The Exchange (Online) team is about to change the default policy about blocked file types, meaning that OWA (a.k.a Outlook on the web) users will be impacted by this change.
Their message is quite clear and was published on this page https://techcommunity.microsoft.com/t5/Exchange-Team-Blog/Changes-to-File-Types-Blocked-in-Outlook-on-the-web/ba-p/874451
Almost all the most common extensions related to PowerShell are concerned: .ps1, .ps1xml, .ps2, .ps2xml, .psc1, .psc2, .psd1, .psdm1, .cdxml, .pssc. That said, neither .ps2, ps2xml nor .psc2 are used and recognized by PowerShell or pwsh. We just wonder where they got this list of extensions? 🙄 (from telemetry?)

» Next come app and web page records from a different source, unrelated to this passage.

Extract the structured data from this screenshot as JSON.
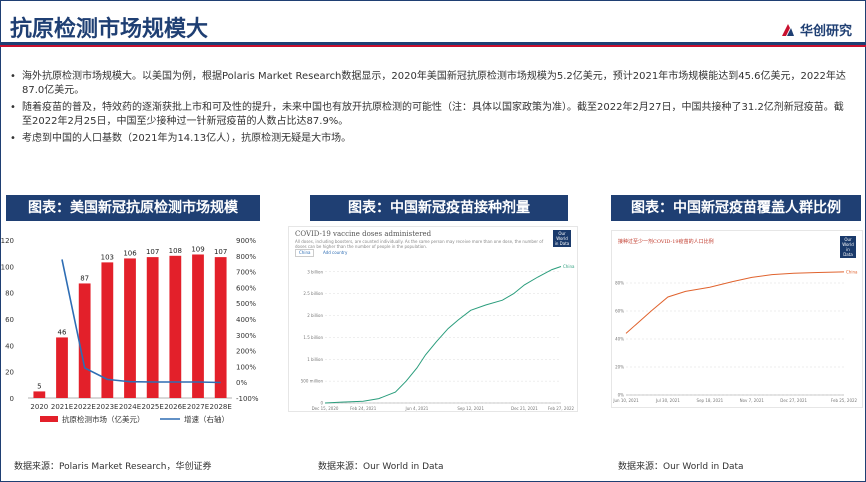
{
  "header": {
    "title": "抗原检测市场规模大",
    "logo_text": "华创研究"
  },
  "bullets": [
    "海外抗原检测市场规模大。以美国为例，根据Polaris Market Research数据显示，2020年美国新冠抗原检测市场规模为5.2亿美元，预计2021年市场规模能达到45.6亿美元，2022年达87.0亿美元。",
    "随着疫苗的普及，特效药的逐渐获批上市和可及性的提升，未来中国也有放开抗原检测的可能性（注：具体以国家政策为准）。截至2022年2月27日，中国共接种了31.2亿剂新冠疫苗。截至2022年2月25日，中国至少接种过一针新冠疫苗的人数占比达87.9%。",
    "考虑到中国的人口基数（2021年为14.13亿人），抗原检测无疑是大市场。"
  ],
  "panels": [
    {
      "title": "图表：美国新冠抗原检测市场规模",
      "source": "数据来源：Polaris Market Research，华创证券"
    },
    {
      "title": "图表：中国新冠疫苗接种剂量",
      "source": "数据来源：Our World in Data"
    },
    {
      "title": "图表：中国新冠疫苗覆盖人群比例",
      "source": "数据来源：Our World in Data"
    }
  ],
  "chart_data": [
    {
      "type": "bar",
      "categories": [
        "2020",
        "2021E",
        "2022E",
        "2023E",
        "2024E",
        "2025E",
        "2026E",
        "2027E",
        "2028E"
      ],
      "series": [
        {
          "name": "抗原检测市场（亿美元）",
          "values": [
            5,
            46,
            87,
            103,
            106,
            107,
            108,
            109,
            107
          ],
          "color": "#e3202a",
          "axis": "left"
        },
        {
          "name": "增速（右轴）",
          "type": "line",
          "values": [
            null,
            777,
            90,
            18,
            3,
            1,
            1,
            1,
            -2
          ],
          "color": "#2e6db4",
          "axis": "right"
        }
      ],
      "y_ticks_left": [
        "0",
        "20",
        "40",
        "60",
        "80",
        "100",
        "120"
      ],
      "y_ticks_right": [
        "-100%",
        "0%",
        "100%",
        "200%",
        "300%",
        "400%",
        "500%",
        "600%",
        "700%",
        "800%",
        "900%"
      ],
      "ylim": [
        0,
        120
      ],
      "ylim_right": [
        -100,
        900
      ]
    },
    {
      "type": "line",
      "title": "COVID-19 vaccine doses administered",
      "subtitle": "All doses, including boosters, are counted individually. As the same person may receive more than one dose, the number of doses can be higher than the number of people in the population.",
      "badge": "Our World in Data",
      "buttons": [
        "China",
        "Add country"
      ],
      "x_ticks": [
        "Dec 15, 2020",
        "Feb 24, 2021",
        "Jun 4, 2021",
        "Sep 12, 2021",
        "Dec 21, 2021",
        "Feb 27, 2022"
      ],
      "y_ticks": [
        "0",
        "500 million",
        "1 billion",
        "1.5 billion",
        "2 billion",
        "2.5 billion",
        "3 billion"
      ],
      "x": [
        "2020-12-15",
        "2021-01-15",
        "2021-02-24",
        "2021-03-25",
        "2021-04-25",
        "2021-05-15",
        "2021-06-04",
        "2021-06-20",
        "2021-07-10",
        "2021-08-01",
        "2021-08-20",
        "2021-09-12",
        "2021-10-10",
        "2021-11-10",
        "2021-12-01",
        "2021-12-21",
        "2022-01-15",
        "2022-02-10",
        "2022-02-27"
      ],
      "series": [
        {
          "name": "China",
          "color": "#2a9d7c",
          "values": [
            0.0,
            0.02,
            0.04,
            0.1,
            0.25,
            0.5,
            0.8,
            1.1,
            1.4,
            1.7,
            1.9,
            2.12,
            2.24,
            2.35,
            2.5,
            2.7,
            2.88,
            3.05,
            3.12
          ]
        }
      ],
      "ylim": [
        0,
        3.2
      ]
    },
    {
      "type": "line",
      "title": "接种过至少一剂COVID-19疫苗的人口比例",
      "badge": "Our World in Data",
      "x_ticks": [
        "Jun 10, 2021",
        "Jul 30, 2021",
        "Sep 18, 2021",
        "Nov 7, 2021",
        "Dec 27, 2021",
        "Feb 25, 2022"
      ],
      "y_ticks": [
        "0%",
        "20%",
        "40%",
        "60%",
        "80%"
      ],
      "x": [
        "2021-06-10",
        "2021-07-10",
        "2021-07-30",
        "2021-08-20",
        "2021-09-18",
        "2021-10-15",
        "2021-11-07",
        "2021-12-01",
        "2021-12-27",
        "2022-01-25",
        "2022-02-25"
      ],
      "series": [
        {
          "name": "China",
          "color": "#e0632e",
          "values": [
            44,
            60,
            70,
            74,
            77,
            81,
            84,
            86,
            87,
            87.5,
            87.9
          ]
        }
      ],
      "ylim": [
        0,
        100
      ]
    }
  ]
}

If you’ve the habit to send these files by email, your recipient may not be able to download and open the sent files if he uses Exchange Online (EXO) (i.e. OWA / Outlook on the web).

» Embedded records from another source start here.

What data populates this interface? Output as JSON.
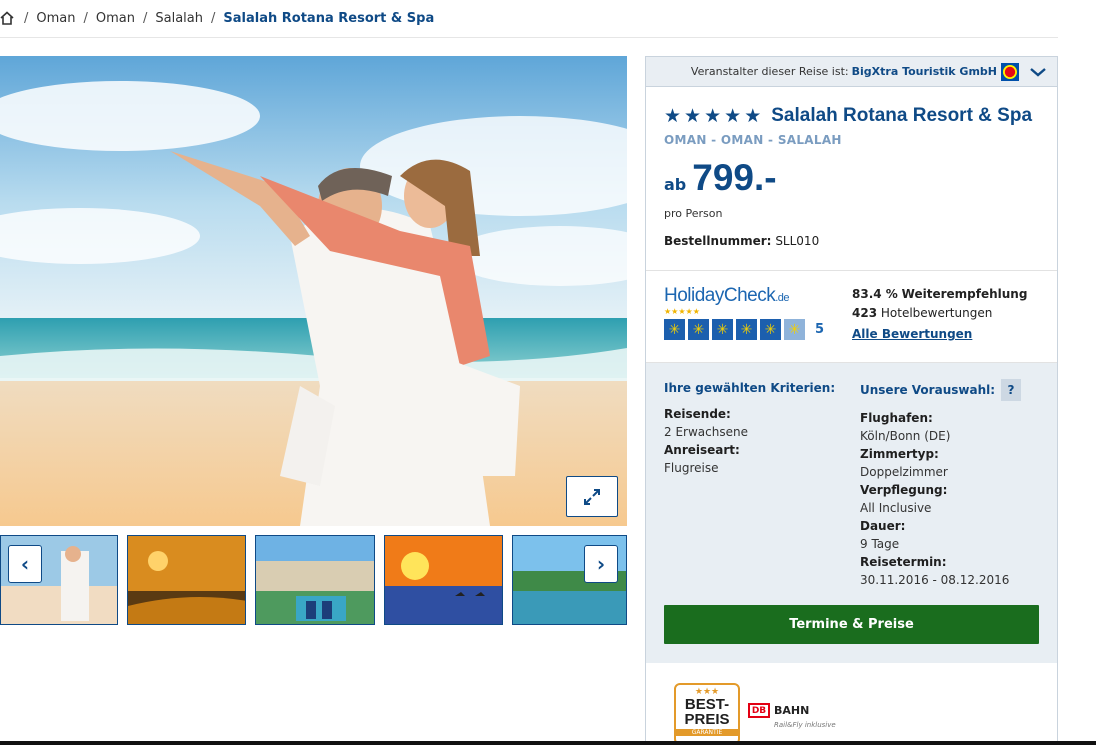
{
  "breadcrumb": {
    "items": [
      "Oman",
      "Oman",
      "Salalah"
    ],
    "current": "Salalah Rotana Resort & Spa"
  },
  "gallery": {
    "prev_label": "‹",
    "next_label": "›"
  },
  "operator": {
    "prefix": "Veranstalter dieser Reise ist:",
    "name": "BigXtra Touristik GmbH"
  },
  "hotel": {
    "stars": 5,
    "name": "Salalah Rotana Resort & Spa",
    "location": "OMAN - OMAN - SALALAH",
    "price_prefix": "ab",
    "price": "799.-",
    "per_person": "pro Person",
    "order_label": "Bestellnummer:",
    "order_number": "SLL010"
  },
  "rating": {
    "brand": "HolidayCheck",
    "brand_tld": ".de",
    "score": "5",
    "recommend_value": "83.4 %",
    "recommend_label": "Weiterempfehlung",
    "reviews_count": "423",
    "reviews_label": "Hotelbewertungen",
    "all_reviews_link": "Alle Bewertungen"
  },
  "criteria": {
    "left_title": "Ihre gewählten Kriterien:",
    "right_title": "Unsere Vorauswahl:",
    "help_label": "?",
    "travelers_label": "Reisende:",
    "travelers_value": "2 Erwachsene",
    "arrival_label": "Anreiseart:",
    "arrival_value": "Flugreise",
    "airport_label": "Flughafen:",
    "airport_value": "Köln/Bonn (DE)",
    "room_label": "Zimmertyp:",
    "room_value": "Doppelzimmer",
    "board_label": "Verpflegung:",
    "board_value": "All Inclusive",
    "duration_label": "Dauer:",
    "duration_value": "9 Tage",
    "date_label": "Reisetermin:",
    "date_value": "30.11.2016 - 08.12.2016",
    "cta_label": "Termine & Preise"
  },
  "badges": {
    "bestpreis_line1": "BEST-",
    "bestpreis_line2": "PREIS",
    "bestpreis_sub": "GARANTIE",
    "db_box": "DB",
    "db_name": "BAHN",
    "db_sub": "Rail&Fly inklusive"
  },
  "colors": {
    "brand_blue": "#0f4a86",
    "cta_green": "#1a6d1e",
    "panel_bg": "#e8eef3"
  }
}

If you are an EXO admin, you can override the default policy and set your own policy using the guidance in the above article mentioned

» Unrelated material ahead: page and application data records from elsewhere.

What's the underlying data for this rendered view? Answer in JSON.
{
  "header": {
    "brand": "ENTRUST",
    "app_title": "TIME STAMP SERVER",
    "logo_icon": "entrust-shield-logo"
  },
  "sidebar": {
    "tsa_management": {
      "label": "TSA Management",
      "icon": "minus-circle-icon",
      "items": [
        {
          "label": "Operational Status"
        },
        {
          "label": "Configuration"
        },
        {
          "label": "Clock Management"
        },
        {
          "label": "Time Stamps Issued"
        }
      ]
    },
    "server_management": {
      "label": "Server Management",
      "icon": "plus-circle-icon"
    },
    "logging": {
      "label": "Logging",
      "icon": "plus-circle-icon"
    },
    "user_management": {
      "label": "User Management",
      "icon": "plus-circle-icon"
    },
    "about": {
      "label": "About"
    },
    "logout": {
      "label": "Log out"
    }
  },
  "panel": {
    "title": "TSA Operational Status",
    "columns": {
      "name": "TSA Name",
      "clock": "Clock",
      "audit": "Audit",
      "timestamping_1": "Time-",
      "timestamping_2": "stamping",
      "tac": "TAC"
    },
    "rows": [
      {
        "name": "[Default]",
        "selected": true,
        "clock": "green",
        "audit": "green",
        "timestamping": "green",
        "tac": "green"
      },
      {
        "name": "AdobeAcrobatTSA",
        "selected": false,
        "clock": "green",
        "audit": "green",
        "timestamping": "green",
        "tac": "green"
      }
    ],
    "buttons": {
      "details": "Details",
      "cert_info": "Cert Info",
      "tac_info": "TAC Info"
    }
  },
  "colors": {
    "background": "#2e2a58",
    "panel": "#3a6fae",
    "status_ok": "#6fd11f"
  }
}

As a user, you can zip the files before sending them. Or, if you’ve a OneDrive (or a similar online storage) you can store these blocked files there.
The kind of change doesn’t add anything to the security of your endpoints. On any Windows, these file types have always been associated by default with notepad and not PowerShell .
If any user gets a PowerShell script (a .ps1) by email, when he downloads and opens it, the .ps1 script doesn’t get executed but it’s instead opened by notepad.exe and its content displayed in notepad.exe.
The attack surface of notepad is extremely tiny. As far as I can remember, there’s only 1 known vulnerability that was discovered by a Google Project Zero security researcher over the last few years. It isn’t notepad.exe that was actually vulnerable but a more subtle sub-component CTF (a.k.a. Windows Text Services Framework) used by notepad.